Like any writer who also works a full-time day job, I struggle to find time to write. It doesn’t help that I have a long commute (a little over one hour each way). By “time to write” I don’t mean simply finding available minutes somewhere within a day, but finding minutes in which my brain is functioning and I have enough energy to be at least minimally creative. In other words, quality minutes.
Finding quality writing time is like carving precious stone from the walls of a mine. My job as a trainer in a corporate environment completely absorbs my mind and creative energy during the day. Arriving home between 6:30 and 7:00 p.m., I’m brain dead. Whatever thoughts I had about writing during the evening are gone, and all I can motivate myself to do is eat dinner, grab a glass of wine, and plop myself in front of something mindless recorded on the DVR. Wasted time? Perhaps. But I can tell you that trying to write when I’m that brain dead is just not productive.

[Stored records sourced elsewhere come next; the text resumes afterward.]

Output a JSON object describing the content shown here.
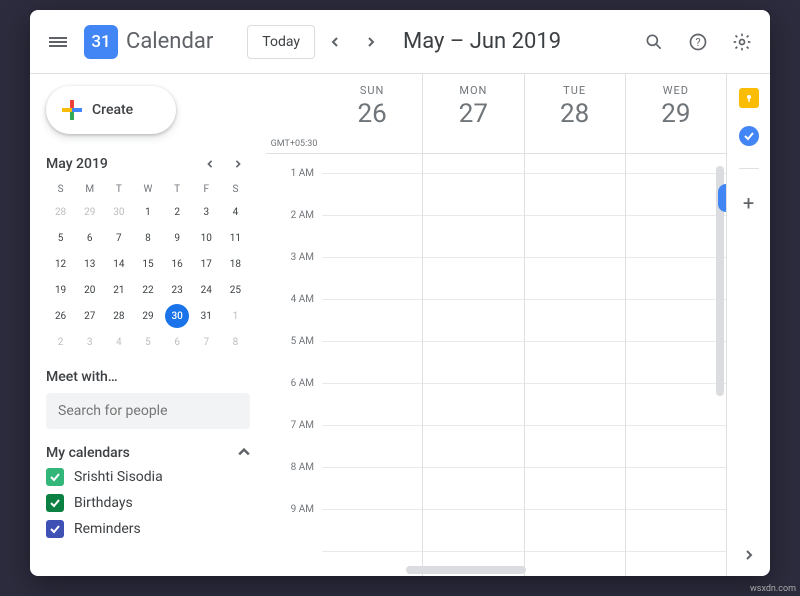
{
  "header": {
    "logo_day": "31",
    "app_title": "Calendar",
    "today_label": "Today",
    "date_range": "May – Jun 2019"
  },
  "sidebar": {
    "create_label": "Create",
    "mini_cal": {
      "title": "May 2019",
      "dow": [
        "S",
        "M",
        "T",
        "W",
        "T",
        "F",
        "S"
      ],
      "weeks": [
        [
          {
            "d": 28,
            "m": true
          },
          {
            "d": 29,
            "m": true
          },
          {
            "d": 30,
            "m": true
          },
          {
            "d": 1
          },
          {
            "d": 2
          },
          {
            "d": 3
          },
          {
            "d": 4
          }
        ],
        [
          {
            "d": 5
          },
          {
            "d": 6
          },
          {
            "d": 7
          },
          {
            "d": 8
          },
          {
            "d": 9
          },
          {
            "d": 10
          },
          {
            "d": 11
          }
        ],
        [
          {
            "d": 12
          },
          {
            "d": 13
          },
          {
            "d": 14
          },
          {
            "d": 15
          },
          {
            "d": 16
          },
          {
            "d": 17
          },
          {
            "d": 18
          }
        ],
        [
          {
            "d": 19
          },
          {
            "d": 20
          },
          {
            "d": 21
          },
          {
            "d": 22
          },
          {
            "d": 23
          },
          {
            "d": 24
          },
          {
            "d": 25
          }
        ],
        [
          {
            "d": 26
          },
          {
            "d": 27
          },
          {
            "d": 28
          },
          {
            "d": 29
          },
          {
            "d": 30,
            "today": true
          },
          {
            "d": 31
          },
          {
            "d": 1,
            "m": true
          }
        ],
        [
          {
            "d": 2,
            "m": true
          },
          {
            "d": 3,
            "m": true
          },
          {
            "d": 4,
            "m": true
          },
          {
            "d": 5,
            "m": true
          },
          {
            "d": 6,
            "m": true
          },
          {
            "d": 7,
            "m": true
          },
          {
            "d": 8,
            "m": true
          }
        ]
      ]
    },
    "meet_title": "Meet with…",
    "search_placeholder": "Search for people",
    "my_cal_title": "My calendars",
    "calendars": [
      {
        "label": "Srishti Sisodia",
        "color": "#33b679"
      },
      {
        "label": "Birthdays",
        "color": "#0b8043"
      },
      {
        "label": "Reminders",
        "color": "#3f51b5"
      }
    ]
  },
  "grid": {
    "timezone": "GMT+05:30",
    "days": [
      {
        "dow": "SUN",
        "num": "26"
      },
      {
        "dow": "MON",
        "num": "27"
      },
      {
        "dow": "TUE",
        "num": "28"
      },
      {
        "dow": "WED",
        "num": "29"
      }
    ],
    "times": [
      "1 AM",
      "2 AM",
      "3 AM",
      "4 AM",
      "5 AM",
      "6 AM",
      "7 AM",
      "8 AM",
      "9 AM"
    ]
  },
  "panel": {
    "keep_color": "#fbbc04",
    "tasks_color": "#4285f4"
  },
  "watermark": "wsxdn.com"
}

So what’s a writer to do?
For quality time, my particular schedule favors the dark hours of predawn, so most weekday mornings, I set my alarm for 4:30 a.m. Yes, that is as grueling as it sounds. I am not a morning person, so this schedule requires enormous commitment and will on my part. It takes me 15 minutes to actually roll out of bed, toss on some clothes, splash cold water on my face, and shuffle to the coffee maker in the kitchen, which (thankfully!) is programmed to be brewed and waiting for me. Sucking down my caffeine infusion, I make my way to my office, squinting and blinking as I turn on the bright overhead light.
Once at my desk, I have 30 minutes to write, respond to email that came in the day before, and take care of personal business. Social media? Forget it! No time for that, even if I wanted to. I have to be careful not to get caught up with email, or distracted by reading online articles. If I focus, I can get in 500 words before my alarm chimes telling me it’s time to get ready for work — right about the time my brain is waking up and creative juices are beginning to flow. It takes nearly as much commitment and will to leave my desk as it does to arrive at it in the first place.
There’s lunchtime, of course — if I’m disciplined and eat quickly, I can chisel out 10 or 15 minutes of writing time. Case in point, I’ve drafted this post over the course of several lunch breaks (picture me sitting in my pretty little red Prius in a parking lot with my iPad on my lap) and am finishing it up at 5:00 a.m. I can also carve out time on the weekends, between taking care of household business, gardening, and socializing.
I figure that at this rate, I’ll be finished with the first draft of my next memoir sometime around February of next year. That’s not so bad. The trick, for me, is to stay positive and focused, learn to dive quickly into creative mode, and write in short bursts.
What about you? Are you challenged for writing time? How do you manage to find that precious quality time?